## TASK PROMPT
The word "value" occurs in some of the lines below; copy each of those lines.

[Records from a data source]
^^^^

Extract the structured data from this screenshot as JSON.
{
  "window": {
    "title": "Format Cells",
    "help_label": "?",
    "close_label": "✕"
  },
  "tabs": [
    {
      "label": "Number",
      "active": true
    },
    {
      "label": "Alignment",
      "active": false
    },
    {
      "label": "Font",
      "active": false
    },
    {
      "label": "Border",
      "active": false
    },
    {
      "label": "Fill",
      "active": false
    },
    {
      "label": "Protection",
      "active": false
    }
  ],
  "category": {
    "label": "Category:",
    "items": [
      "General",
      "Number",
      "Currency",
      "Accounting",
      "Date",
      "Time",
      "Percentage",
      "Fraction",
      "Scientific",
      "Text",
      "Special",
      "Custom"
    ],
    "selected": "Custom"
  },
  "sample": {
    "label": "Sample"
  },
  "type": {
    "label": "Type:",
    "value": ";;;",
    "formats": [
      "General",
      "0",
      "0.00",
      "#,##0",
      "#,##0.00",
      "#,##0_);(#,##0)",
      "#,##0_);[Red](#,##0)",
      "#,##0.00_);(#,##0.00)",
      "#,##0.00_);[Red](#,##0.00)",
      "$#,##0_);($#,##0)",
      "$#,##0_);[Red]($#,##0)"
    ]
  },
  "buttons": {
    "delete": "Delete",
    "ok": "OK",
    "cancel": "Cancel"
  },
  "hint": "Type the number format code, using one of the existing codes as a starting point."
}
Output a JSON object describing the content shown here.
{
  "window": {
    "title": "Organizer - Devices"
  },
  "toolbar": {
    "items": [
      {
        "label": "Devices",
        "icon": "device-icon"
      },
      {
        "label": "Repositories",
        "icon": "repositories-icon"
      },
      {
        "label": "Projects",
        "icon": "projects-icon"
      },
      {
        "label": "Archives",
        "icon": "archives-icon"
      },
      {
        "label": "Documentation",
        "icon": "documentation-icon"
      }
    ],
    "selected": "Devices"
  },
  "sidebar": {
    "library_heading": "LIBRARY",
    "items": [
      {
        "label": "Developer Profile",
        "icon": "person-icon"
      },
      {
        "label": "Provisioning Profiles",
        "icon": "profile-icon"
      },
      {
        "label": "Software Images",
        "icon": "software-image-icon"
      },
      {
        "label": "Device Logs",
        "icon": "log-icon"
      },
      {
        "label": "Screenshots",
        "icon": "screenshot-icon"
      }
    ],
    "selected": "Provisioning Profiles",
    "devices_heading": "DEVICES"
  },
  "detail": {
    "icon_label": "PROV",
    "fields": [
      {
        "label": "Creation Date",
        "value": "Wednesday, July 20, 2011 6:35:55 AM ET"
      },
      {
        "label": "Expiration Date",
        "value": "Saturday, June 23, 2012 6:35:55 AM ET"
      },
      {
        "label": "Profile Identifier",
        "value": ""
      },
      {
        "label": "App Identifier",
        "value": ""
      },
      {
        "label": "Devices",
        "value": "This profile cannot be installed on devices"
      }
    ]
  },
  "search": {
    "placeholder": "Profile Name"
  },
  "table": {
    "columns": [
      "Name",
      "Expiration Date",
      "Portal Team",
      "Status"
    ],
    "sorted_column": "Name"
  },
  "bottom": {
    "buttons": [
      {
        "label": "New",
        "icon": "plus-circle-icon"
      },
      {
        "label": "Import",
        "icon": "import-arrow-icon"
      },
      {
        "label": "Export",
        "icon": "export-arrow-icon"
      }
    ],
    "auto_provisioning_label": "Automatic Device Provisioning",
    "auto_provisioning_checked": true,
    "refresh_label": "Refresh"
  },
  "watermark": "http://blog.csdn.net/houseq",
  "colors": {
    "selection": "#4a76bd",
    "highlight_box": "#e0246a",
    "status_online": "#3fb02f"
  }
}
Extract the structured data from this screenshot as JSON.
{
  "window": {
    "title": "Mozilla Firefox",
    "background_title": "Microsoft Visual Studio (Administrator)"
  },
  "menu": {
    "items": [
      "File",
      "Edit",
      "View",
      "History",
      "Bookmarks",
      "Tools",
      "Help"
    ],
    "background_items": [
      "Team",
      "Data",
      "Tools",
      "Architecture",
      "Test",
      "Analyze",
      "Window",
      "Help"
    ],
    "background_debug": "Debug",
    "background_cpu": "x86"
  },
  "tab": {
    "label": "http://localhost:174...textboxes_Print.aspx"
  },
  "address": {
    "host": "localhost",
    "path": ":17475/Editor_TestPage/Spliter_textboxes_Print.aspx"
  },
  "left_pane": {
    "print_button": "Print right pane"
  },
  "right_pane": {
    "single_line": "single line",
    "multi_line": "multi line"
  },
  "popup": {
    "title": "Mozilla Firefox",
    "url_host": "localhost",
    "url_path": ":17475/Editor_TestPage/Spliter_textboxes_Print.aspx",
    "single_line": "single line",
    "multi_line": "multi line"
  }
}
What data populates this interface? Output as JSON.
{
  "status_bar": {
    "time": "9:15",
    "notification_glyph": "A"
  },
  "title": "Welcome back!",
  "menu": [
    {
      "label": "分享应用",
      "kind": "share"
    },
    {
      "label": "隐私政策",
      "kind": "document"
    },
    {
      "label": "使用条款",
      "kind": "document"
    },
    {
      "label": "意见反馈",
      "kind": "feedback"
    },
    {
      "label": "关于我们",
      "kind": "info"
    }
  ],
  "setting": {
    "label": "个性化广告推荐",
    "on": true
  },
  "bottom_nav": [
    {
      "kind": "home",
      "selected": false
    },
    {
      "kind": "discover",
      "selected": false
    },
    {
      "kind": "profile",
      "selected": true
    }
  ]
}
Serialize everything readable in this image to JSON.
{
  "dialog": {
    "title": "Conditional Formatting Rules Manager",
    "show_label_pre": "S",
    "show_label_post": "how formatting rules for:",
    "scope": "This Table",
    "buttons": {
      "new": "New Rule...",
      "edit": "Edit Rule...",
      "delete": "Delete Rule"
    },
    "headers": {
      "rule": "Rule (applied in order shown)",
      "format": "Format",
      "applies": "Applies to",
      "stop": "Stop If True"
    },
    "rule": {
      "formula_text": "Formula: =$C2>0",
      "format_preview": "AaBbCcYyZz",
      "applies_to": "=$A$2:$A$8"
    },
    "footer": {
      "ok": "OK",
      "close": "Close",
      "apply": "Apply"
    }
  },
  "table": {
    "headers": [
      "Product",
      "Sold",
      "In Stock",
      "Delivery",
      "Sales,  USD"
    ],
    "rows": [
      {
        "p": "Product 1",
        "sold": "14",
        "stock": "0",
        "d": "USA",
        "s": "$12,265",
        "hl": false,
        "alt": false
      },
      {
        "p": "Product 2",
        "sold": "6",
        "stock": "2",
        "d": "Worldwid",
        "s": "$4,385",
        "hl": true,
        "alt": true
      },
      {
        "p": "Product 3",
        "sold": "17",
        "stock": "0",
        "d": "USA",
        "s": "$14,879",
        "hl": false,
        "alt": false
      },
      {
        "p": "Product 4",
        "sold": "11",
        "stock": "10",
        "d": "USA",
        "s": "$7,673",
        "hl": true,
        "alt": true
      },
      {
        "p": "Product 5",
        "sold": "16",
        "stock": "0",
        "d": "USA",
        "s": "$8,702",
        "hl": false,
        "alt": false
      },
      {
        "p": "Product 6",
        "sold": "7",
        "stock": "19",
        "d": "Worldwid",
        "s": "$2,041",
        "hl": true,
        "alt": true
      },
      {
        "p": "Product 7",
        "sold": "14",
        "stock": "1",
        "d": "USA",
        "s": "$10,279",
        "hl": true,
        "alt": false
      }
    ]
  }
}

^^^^

## WRITTEN SOLUTION
    "value": ";;;",
        "value": "Wednesday, July 20, 2011 6:35:55 AM ET"
        "value": "Saturday, June 23, 2012 6:35:55 AM ET"
        "value": ""
        "value": ""
        "value": "This profile cannot be installed on devices"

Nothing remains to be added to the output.